Later, Fohtung pointed out how this relates to a unique property of particle physics and cosmology. Particle physics, in terms of the Big Bang, is a completely different school of thought: it is a single event when the universe went through a rapid cooling process. Fohtung noted that physicists have data indicating that prior to the Big Bang, the universe was full of radiation. Therefore, matter which evolved from the Big Bang came to be from nucleations known as topological defects. In order to fully understand the Big Bang, the obvious but completely impractical method would be to recreate the event in the lab. Another possibility would be to design experiments which emulate a similar level of extremely high energy release, which is also quite impractical. Scientists could also work to simulate the quantum fuels produced in the Big Bang with computing methods. Overall, there are many different theories and approaches that scientists may attempt to understand the Big Bang. What Fohtung and his colleagues are doing differently is that they found classes of materials which obey the types of symmetry that the original universe had. They even found that if these materials are cooled down to a certain phase transition, they nucleate similar topological defects and features to that of the theory of the early universe. The benefit of using these materials to understand the Big Bang is that they do not have to go through the processes described previously, where an enormous amount of energy is required. In contrast, the materials only need to go through their phase transition in order to study the topological defects. Fohtung labels these discoveries as some he finds extremely fascinating, as there are startling similarities between the atomic and cosmic levels. He emphasizes that these similarities allowed him to inform himself on how things are interconnected, and how it also brings cosmology into the lab without the destructive nature of creating an entire Big Bang.

Expanding on these topics, Fohtung pointed out the unique nature of temperature. Whereas in everyday life this seems like a normal concept, it relies on the baseline assumption that, for example, atoms exist. By definition, temperature relates to the mean velocity of all atoms in a given space, as temperature has to do with both the speed and collision of those atoms. In these engineering processes where people are working at the nanoscale, or with fewer atoms, it would potentially be plausible to create a vacuum with few or no atoms—so then what is the notion of temperature? This returns back to Fohtung’s discussion of the Big Bang; there was only radiation before the event, so what was the notion of temperature before there was any matter in the universe?

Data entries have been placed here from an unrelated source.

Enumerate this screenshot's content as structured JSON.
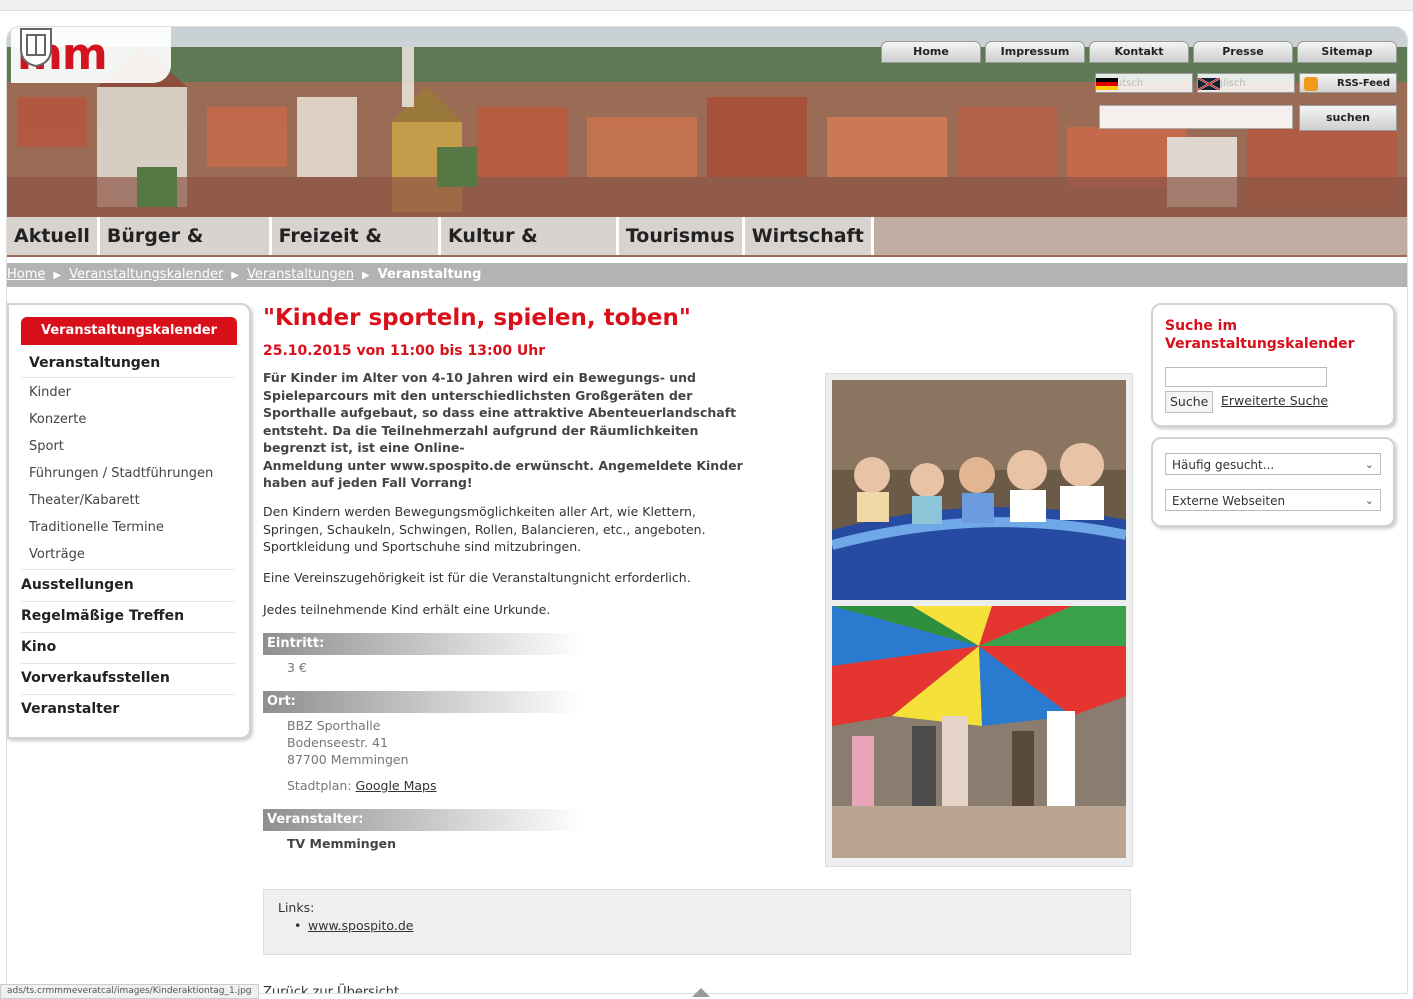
{
  "logo": {
    "text": "mm"
  },
  "top_nav": [
    "Home",
    "Impressum",
    "Kontakt",
    "Presse",
    "Sitemap"
  ],
  "languages": [
    {
      "label": "Deutsch",
      "flag": "de-flag-icon"
    },
    {
      "label": "Englisch",
      "flag": "uk-flag-icon"
    }
  ],
  "rss_label": "RSS-Feed",
  "search_button": "suchen",
  "main_nav": [
    "Aktuell",
    "Bürger & Politik",
    "Freizeit & Sport",
    "Kultur & Bildung",
    "Tourismus",
    "Wirtschaft"
  ],
  "breadcrumb": {
    "items": [
      "Home",
      "Veranstaltungskalender",
      "Veranstaltungen"
    ],
    "current": "Veranstaltung"
  },
  "sidebar": {
    "header": "Veranstaltungskalender",
    "active": "Veranstaltungen",
    "sub_items": [
      "Kinder",
      "Konzerte",
      "Sport",
      "Führungen / Stadtführungen",
      "Theater/Kabarett",
      "Traditionelle Termine",
      "Vorträge"
    ],
    "main_items": [
      "Ausstellungen",
      "Regelmäßige Treffen",
      "Kino",
      "Vorverkaufsstellen",
      "Veranstalter"
    ]
  },
  "event": {
    "title": "\"Kinder sporteln, spielen, toben\"",
    "date": "25.10.2015 von 11:00 bis 13:00 Uhr",
    "intro_lines": [
      "Für Kinder im Alter von 4-10 Jahren wird ein Bewegungs- und",
      "Spieleparcours mit den unterschiedlichsten Großgeräten der",
      "Sporthalle aufgebaut, so dass eine attraktive Abenteuerlandschaft",
      "entsteht. Da die Teilnehmerzahl aufgrund der Räumlichkeiten",
      "begrenzt ist, ist eine Online-",
      "Anmeldung unter www.spospito.de erwünscht. Angemeldete Kinder",
      "haben auf jeden Fall Vorrang!"
    ],
    "para2_lines": [
      "Den Kindern werden Bewegungsmöglichkeiten aller Art, wie Klettern,",
      "Springen, Schaukeln, Schwingen, Rollen, Balancieren, etc., angeboten.",
      "Sportkleidung und Sportschuhe sind mitzubringen."
    ],
    "para3": "Eine Vereinszugehörigkeit ist für die Veranstaltungnicht erforderlich.",
    "para4": "Jedes teilnehmende Kind erhält eine Urkunde.",
    "eintritt_label": "Eintritt:",
    "eintritt_value": "3 €",
    "ort_label": "Ort:",
    "ort_lines": [
      "BBZ Sporthalle",
      "Bodenseestr. 41",
      "87700 Memmingen"
    ],
    "stadtplan_label": "Stadtplan:",
    "stadtplan_link": "Google Maps",
    "veranstalter_label": "Veranstalter:",
    "veranstalter_value": "TV Memmingen",
    "links_label": "Links:",
    "links": [
      "www.spospito.de"
    ],
    "back_link": "Zurück zur Übersicht"
  },
  "right_sidebar": {
    "search_title": "Suche im Veranstaltungskalender",
    "search_button": "Suche",
    "advanced_link": "Erweiterte Suche",
    "select1": "Häufig gesucht...",
    "select2": "Externe Webseiten"
  },
  "status_url": "ads/ts.crmmmeveratcal/images/Kinderaktiontag_1.jpg",
  "colors": {
    "accent": "#d90f1a",
    "breadcrumb_bg": "#b3b3b3",
    "nav_bg": "#e1e1e1"
  }
}
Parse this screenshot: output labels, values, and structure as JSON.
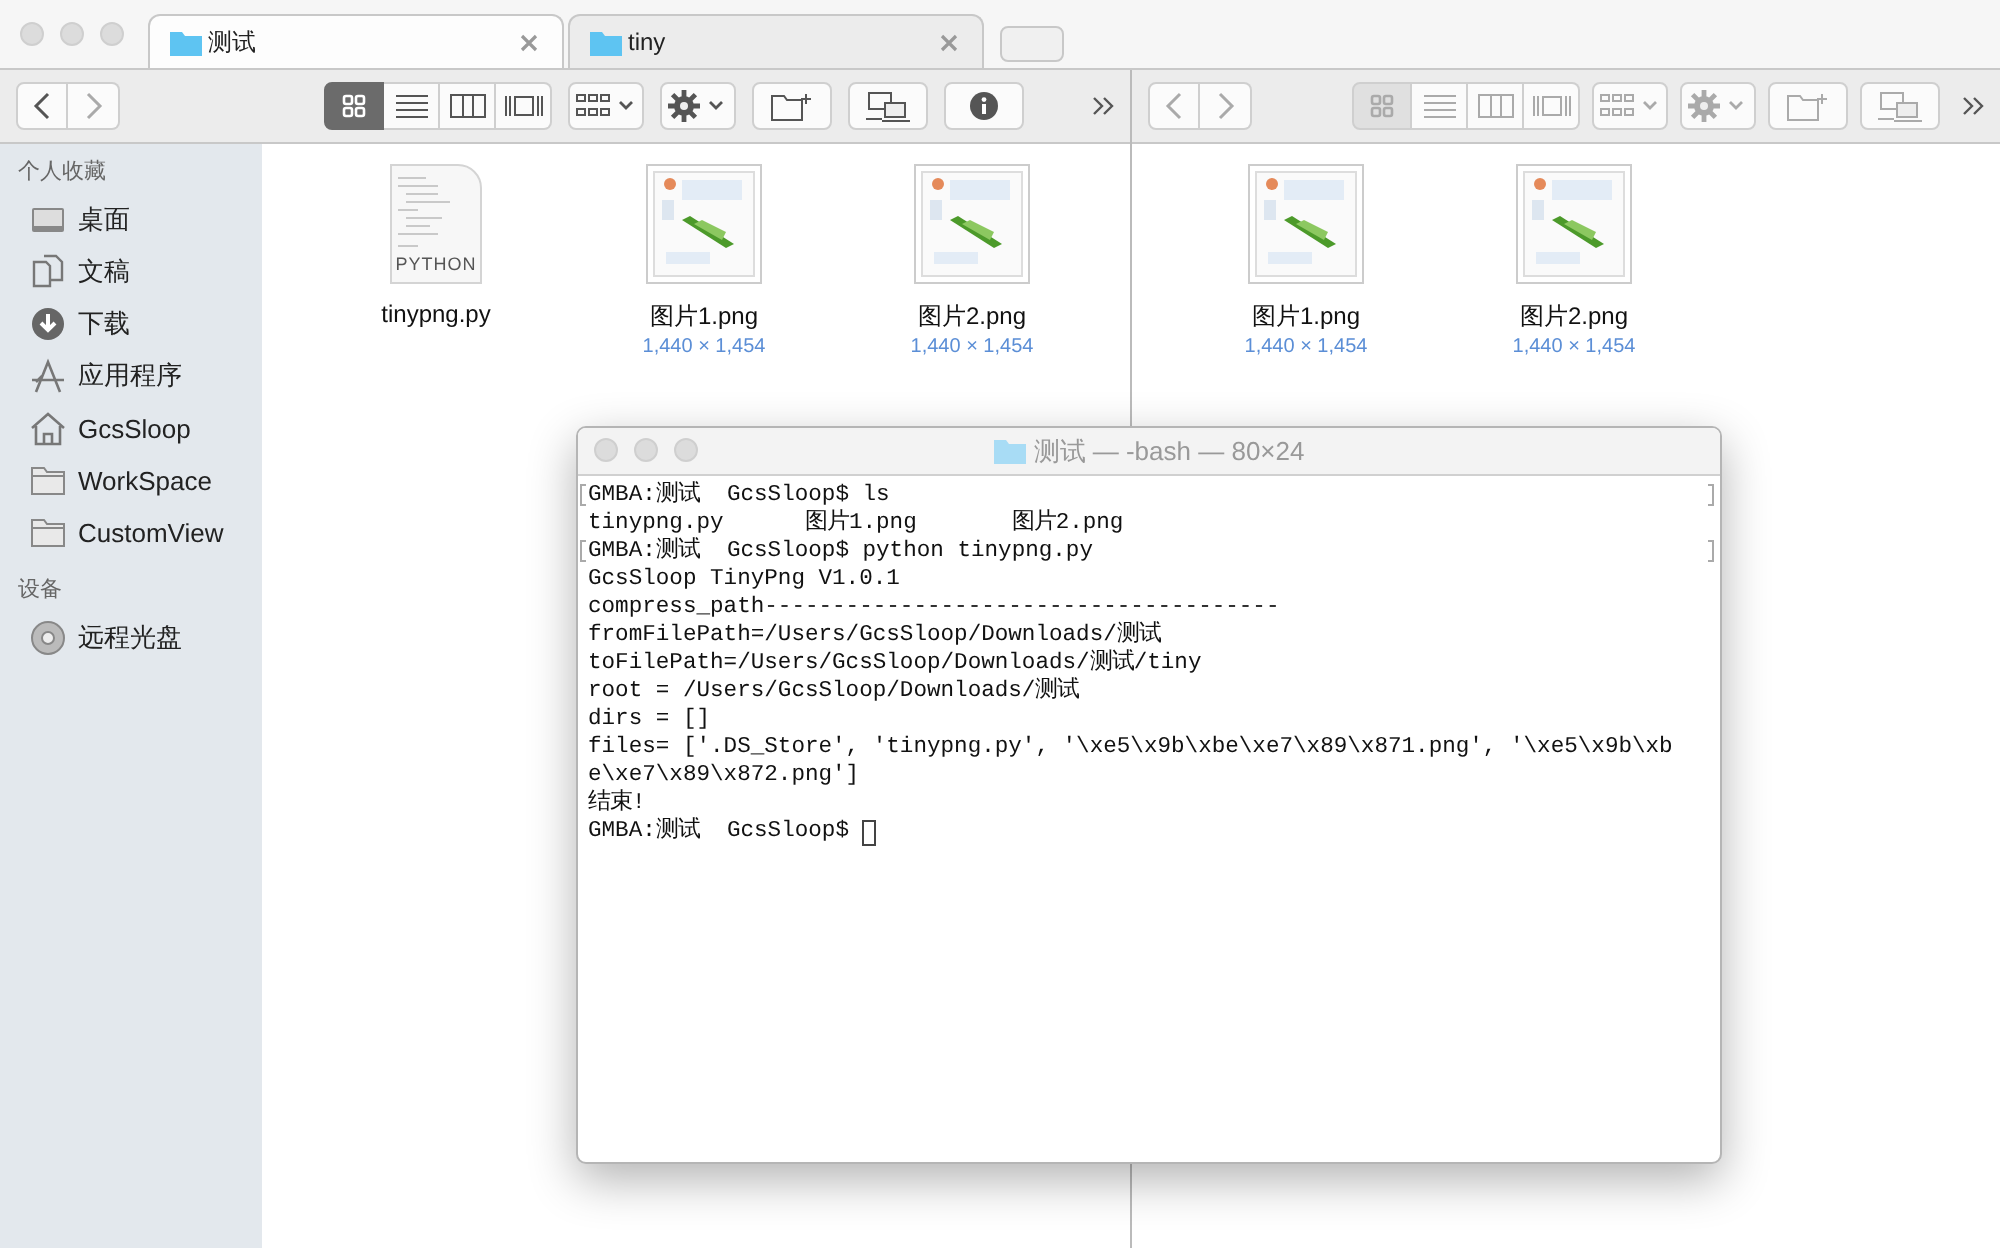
{
  "tabs": [
    {
      "label": "测试",
      "selected": true
    },
    {
      "label": "tiny",
      "selected": false
    }
  ],
  "panes": [
    {
      "active": true,
      "info_button": true,
      "views": [
        {
          "kind": "icons",
          "selected": true
        },
        {
          "kind": "list",
          "selected": false
        },
        {
          "kind": "columns",
          "selected": false
        },
        {
          "kind": "coverflow",
          "selected": false
        }
      ],
      "files": [
        {
          "kind": "python",
          "name": "tinypng.py",
          "badge": "PYTHON"
        },
        {
          "name": "图片1.png",
          "dimensions": "1,440 × 1,454"
        },
        {
          "name": "图片2.png",
          "dimensions": "1,440 × 1,454"
        }
      ]
    },
    {
      "active": false,
      "info_button": false,
      "views": [
        {
          "kind": "icons",
          "selected": true
        },
        {
          "kind": "list",
          "selected": false
        },
        {
          "kind": "columns",
          "selected": false
        },
        {
          "kind": "coverflow",
          "selected": false
        }
      ],
      "files": [
        {
          "name": "图片1.png",
          "dimensions": "1,440 × 1,454"
        },
        {
          "name": "图片2.png",
          "dimensions": "1,440 × 1,454"
        }
      ]
    }
  ],
  "sidebar": {
    "sections": [
      {
        "title": "个人收藏",
        "items": [
          {
            "kind": "desktop",
            "label": "桌面"
          },
          {
            "kind": "documents",
            "label": "文稿"
          },
          {
            "kind": "downloads",
            "label": "下载"
          },
          {
            "kind": "apps",
            "label": "应用程序"
          },
          {
            "kind": "home",
            "label": "GcsSloop"
          },
          {
            "kind": "folder",
            "label": "WorkSpace"
          },
          {
            "kind": "folder",
            "label": "CustomView"
          }
        ]
      },
      {
        "title": "设备",
        "items": [
          {
            "kind": "disc",
            "label": "远程光盘"
          }
        ]
      }
    ]
  },
  "terminal": {
    "title": "测试 — -bash — 80×24",
    "lines": [
      {
        "text": "GMBA:测试  GcsSloop$ ls",
        "marked": true
      },
      {
        "text": "tinypng.py      图片1.png       图片2.png",
        "marked": false
      },
      {
        "text": "GMBA:测试  GcsSloop$ python tinypng.py",
        "marked": true
      },
      {
        "text": "GcsSloop TinyPng V1.0.1",
        "marked": false
      },
      {
        "text": "compress_path--------------------------------------",
        "marked": false
      },
      {
        "text": "fromFilePath=/Users/GcsSloop/Downloads/测试",
        "marked": false
      },
      {
        "text": "toFilePath=/Users/GcsSloop/Downloads/测试/tiny",
        "marked": false
      },
      {
        "text": "root = /Users/GcsSloop/Downloads/测试",
        "marked": false
      },
      {
        "text": "dirs = []",
        "marked": false
      },
      {
        "text": "files= ['.DS_Store', 'tinypng.py', '\\xe5\\x9b\\xbe\\xe7\\x89\\x871.png', '\\xe5\\x9b\\xb",
        "marked": false
      },
      {
        "text": "e\\xe7\\x89\\x872.png']",
        "marked": false
      },
      {
        "text": "结束!",
        "marked": false
      },
      {
        "text": "GMBA:测试  GcsSloop$ ",
        "marked": false,
        "cursor": true
      }
    ]
  }
}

Overall, there are new concepts to be learned about the physics of scenarios which exist outside the normal physical assumptions of our world. Similarly, as engineers move towards working on a smaller and smaller scale, the understanding of thermodynamics and the laws of physics also have to be experimentally redefined.

Another factor that must be considered when working on the nanoscale in engineering is the notion of density: mass divided by volume. As the volume of an object approaches zero, its density approaches infinity. This idea of infinite density returns once again to Fohtung’s discussion of cosmology, as black holes are something which scientists believe are a point in space and time with an infinite density. So what are the physics in these areas? Is there a limit to how small of a scale engineers can work with, or can things be reduced to the level of a single atom? There are already 2D and 1D materials being discovered currently. An example is graphene: a single atomic layer of carbon atoms. Through experimental evidence, scientists are learning how these 2D and 1D materials create unexpected properties. In essence, as Fohtung stated, “You kind of see how… nature is very, very fascinating when you’re playing with thermodynamic parameters: pressure, temperature, and volume.”

As exciting as all these topics are, Fohtung always aims to bring his work back to the applications and new imaging approaches he is developing in his lab. That, as Fohtung shared, is how he grounds himself as an engineer.